The man who wrote Mirwaiz Umar Farooq’s debut speech when he succeeded his assassinated father, Mirwaiz Muhammad Farooq on May 22, 1990, at a tender age of 14, says Indian Intelligence Bureau had pressurized him to withdraw his statement which he had made during an interview to BBC radio. Talking to Rising Kahsmir, Muhammad Yaqoob Vakil, the longtime aide of the late Mirwaiz said that a day after his interview, in which he had said that the assailants appeared non locals and spoke broken English; he was summoned to Raj Bhawan (The Governor’s house). “There were some Intelligence Bureau (IB) officials who offered me a bribe of Rs 50 lakh and insisted that I withdrew my statement. But I declined and stuck to what I had said.”
Vakil has recently left Awami Action Committee and floated his own party, which espouses the cause of Shere-e-Khas (The privileged City). Vakil fondly recalls how he hurriedly inscribed on a dusty Cigarette wrap the first speech Mirwaiz Umar delivered, when he was anointed as the successor of Mirwaiz Muhammad Farooq who had been slain by unknown gunmen on May 21, 1991.
“Lot of things had happened. The CRPF had killed scores of people when the cops fired upon the funeral procession. The working committee had nominated the Imam of Jamia Masjid, Imam-e-Hai, as the pro tem chief of the party.”
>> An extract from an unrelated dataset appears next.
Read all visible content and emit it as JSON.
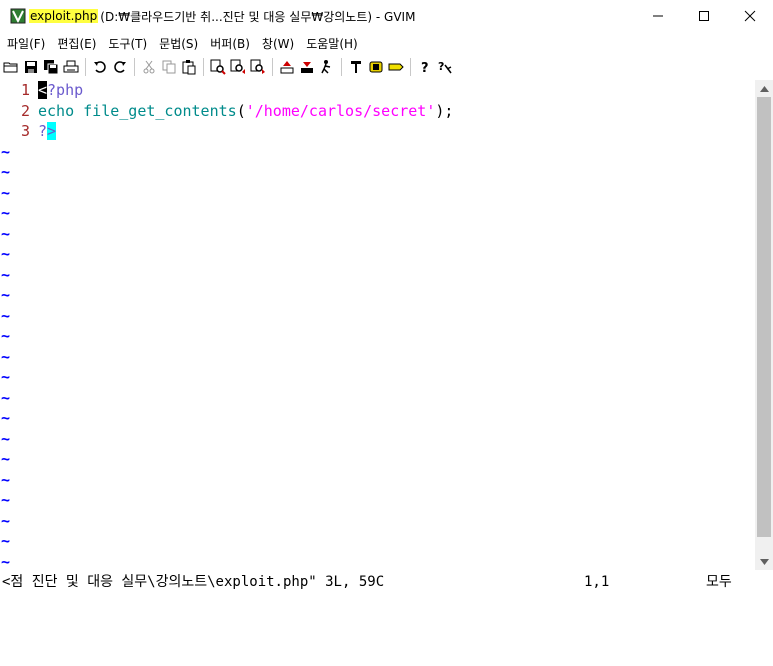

But, Vakil further recalls, sensing that the party would be in a state of chaos, the working committee decided that the 14-year-old son of the slain leader should be declared his successor. “It was done before the Mirwaiz would be laid to rest in the martyrs’ graveyard at Eidgah. There was a sea of people. Mirwaiz was too young to face such a charged crowed. I gave him some tips to retain the confidence. There were two problems. Umar Sahib was lean and there was no suitable attire, but somehow the traditional Mirwaiz robe was tailored to make him appear fit for his new role. Since he was in a state of shock, Mirwaiz Umar asked me to suggest some point for his speech. I grabbed a dusty cigarette and wrote some rhetorical lines, which Umar sahib read out amid thunderous applauds.”
Vakil also remembers how he managed to keep together the party workers during a barrage of bullets the CRPF personnel showered on the funeral procession in the old city. “The state wanted to organize an official funeral, which we did not allow. We defied and organized the same at the party level. As the procession was marching toward the Mirwaiz Manzil I saw a bullet piercing a woman’s chest, she collapsed instantly. My friend Mohammad Sultan, who despite curfew in the city, had earlier helped me in reaching the SKIMS where Maulvi Sahib had been rushed after the assault, was badly wounded and writhing in pain.”-SANA